Cancer cells have a bias toward survival, often becoming heavily reliant on certain protein pathways to sustain themselves. Scientists are finding ways to turn that survival instinct into a liability — by making the cells even more dependent on those pathways, then choking the pathways off.
It’s an approach that has now yielded a promising combination drug therapy for T-cell prolymphocytic leukemia (T-PLL), a rare, aggressive hematologic cancer. In a recent study in the journal Blood, Dana-Farber researchers analyzed blood samples from two dozen patients with T-PLL and found that pairing the targeted drugs ruxolitinib and venetoclax caused T-PLL cells to die in the laboratory. When they tested the combination in two patients with advanced T-PLL, the results were encouraging: one patient experienced a deep remission, and the other, whose cancer was rapidly worsening, saw the advance of the disease come to halt.
“T-PLL is an especially challenging cancer to treat. The current treatments, such as chemotherapy and the antibody drug alemtuzumab, aren’t very effective and lead to considerable toxicities,” says Dana-Farber’s , senior author of the study. “We urgently need to identify the molecular vulnerabilities of T-PLL cells so we can design clinical trials of drugs that target those weaknesses. Our study is one of the first to do that.”
A ‘unique opportunity’
A major obstacle to molecular research in T-PLL is the rarity of the disease. The relatively small number of patients — about 200 adults in the U.S. are diagnosed with it each year — has made it difficult to obtain sufficient tissue samples to study.

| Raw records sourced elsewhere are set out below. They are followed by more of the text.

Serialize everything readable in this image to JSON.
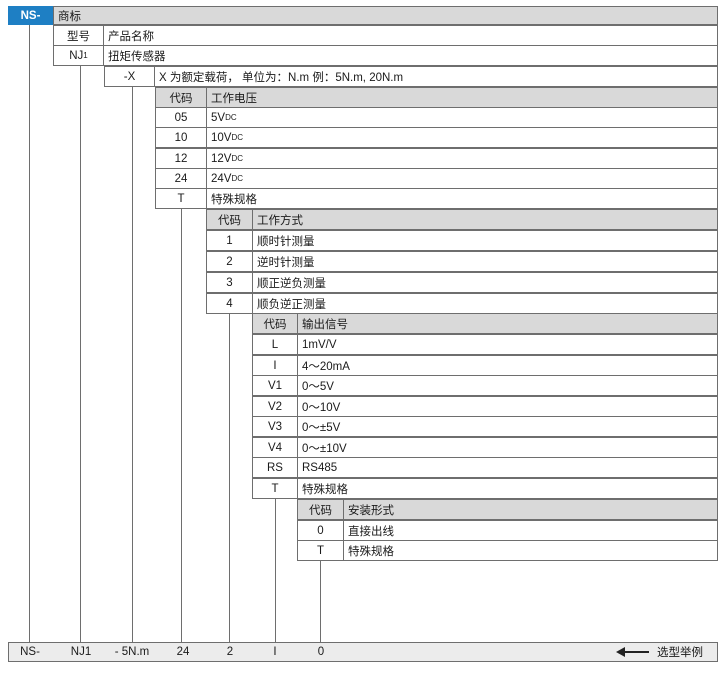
{
  "brand_code": "NS-",
  "brand_label": "商标",
  "model": {
    "header_code": "型号",
    "header_label": "产品名称",
    "code_main": "NJ",
    "code_sub": "1",
    "name": "扭矩传感器"
  },
  "range": {
    "code": "-X",
    "desc": "X 为额定载荷， 单位为：N.m 例：5N.m, 20N.m"
  },
  "voltage": {
    "header_code": "代码",
    "header_label": "工作电压",
    "rows": [
      {
        "code": "05",
        "value": "5V",
        "unit": "DC"
      },
      {
        "code": "10",
        "value": "10V",
        "unit": "DC"
      },
      {
        "code": "12",
        "value": "12V",
        "unit": "DC"
      },
      {
        "code": "24",
        "value": "24V",
        "unit": "DC"
      },
      {
        "code": "T",
        "value": "特殊规格",
        "unit": ""
      }
    ]
  },
  "mode": {
    "header_code": "代码",
    "header_label": "工作方式",
    "rows": [
      {
        "code": "1",
        "label": "顺时针测量"
      },
      {
        "code": "2",
        "label": "逆时针测量"
      },
      {
        "code": "3",
        "label": "顺正逆负测量"
      },
      {
        "code": "4",
        "label": "顺负逆正测量"
      }
    ]
  },
  "signal": {
    "header_code": "代码",
    "header_label": "输出信号",
    "rows": [
      {
        "code": "L",
        "label": "1mV/V"
      },
      {
        "code": "I",
        "label": "4～20mA"
      },
      {
        "code": "V1",
        "label": "0～5V"
      },
      {
        "code": "V2",
        "label": "0～10V"
      },
      {
        "code": "V3",
        "label": "0～±5V"
      },
      {
        "code": "V4",
        "label": "0～±10V"
      },
      {
        "code": "RS",
        "label": "RS485"
      },
      {
        "code": "T",
        "label": "特殊规格"
      }
    ]
  },
  "mount": {
    "header_code": "代码",
    "header_label": "安装形式",
    "rows": [
      {
        "code": "0",
        "label": "直接出线"
      },
      {
        "code": "T",
        "label": "特殊规格"
      }
    ]
  },
  "example": {
    "parts": [
      "NS-",
      "NJ1",
      "- 5N.m",
      "24",
      "2",
      "I",
      "0"
    ],
    "label": "选型举例"
  }
}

For the current study, Charles Herbaux, MD, MSc — a postdoctoral fellow in Davids’ lab — utilized a collection of 20 T-PLL primary samples from patients across France that were banked at his home institution, Lille University School of Medicine. These, combined with four from Dana-Farber, provided “a unique opportunity to study the molecular dependencies of this disease,” Davids remarks.

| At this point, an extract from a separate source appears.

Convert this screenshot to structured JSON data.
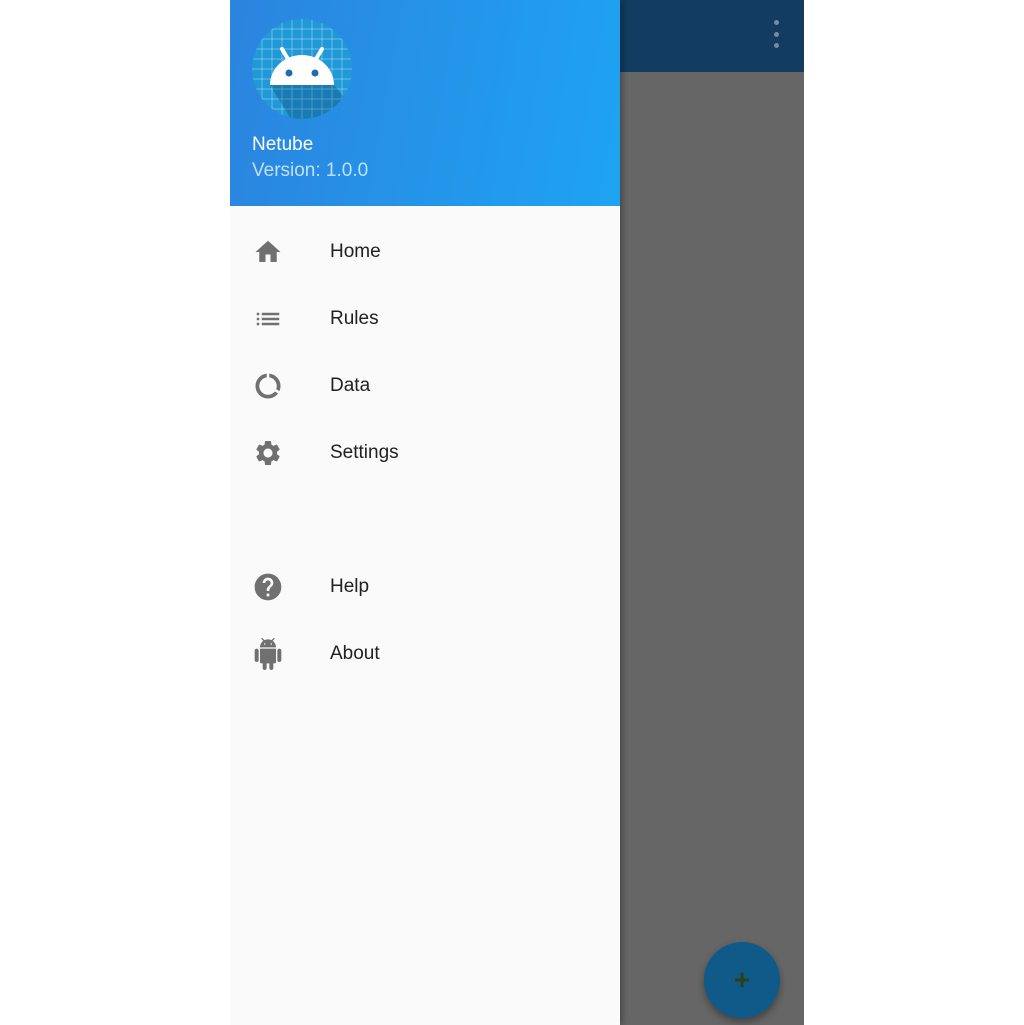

Researchers already had a clue to one of those vulnerabilities. Studies had shown that the drug venetoclax, which blocks a protein called BCL-2, produced brief responses in some patients with T-PLL. BCL-2 is a survival protein — so-called because it inhibits cells from dying through a natural process known as apoptosis. The temporary effectiveness of venetoclax in patients with T-PLL suggested that the tumor cells were sustained, in part, by BCL-2.
The challenge then became to find a targeted drug that could work synergistically with venetoclax. Researchers analyzed the 24 T-PLL samples using a novel technique called BH3 profiling, which gauges how likely a cell is to undergo apoptosis, and how functionally dependent it is on certain survival proteins. The technique, developed in the laboratory of Dana-Farber’s Anthony Letai, MD, PhD, showed that while many of the cells were indeed dependent on BCL-2, many more were dependent on MCL-1, another survival protein.
“The reliance on MCL-1 suggested why venetoclax alone is not sufficient therapy for T-PLL,” Davids notes. Treating T-PLL cells in the laboratory with drugs that target BCL-2 or MCL-1 produced promising results, but MCL-1-blocking drugs are still early in development, and their range of side effects in patients is not known.
The investigators then tested other drugs that block protein pathways also known to be awry in T-PLL. Inhibiting the JAK/STAT or HDAC pathways — both key targets in the disease — had little effect on their own. But BH3 profiling suggested that targeting the JAK/STAT and BCL-2 pathways simultaneously would be beneficial. That proved correct.
“In laboratory studies, we found that the JAK/STAT inhibitor ruxolitinib seemed to make the tumor cells more BCL-2 dependent. That, in turn, made them more susceptible to venetoclax,” Davids remarks. “This happened even in cells that were MCL-1 dependent. Treatment with ruxolitinib rewired the cells toward dependence on BCL-2.”
The results prompted the treatment of two patients with treatment-resistant T-PLL with the tandem of ruxolitinib and venetoclax. The results — a deep remission in one patient and stabilized disease in the second patient, who had particularly aggressive T-PLL — suggest the potential of this approach. Investigators are exploring opening a clinical trial of the combination for patients with the disease.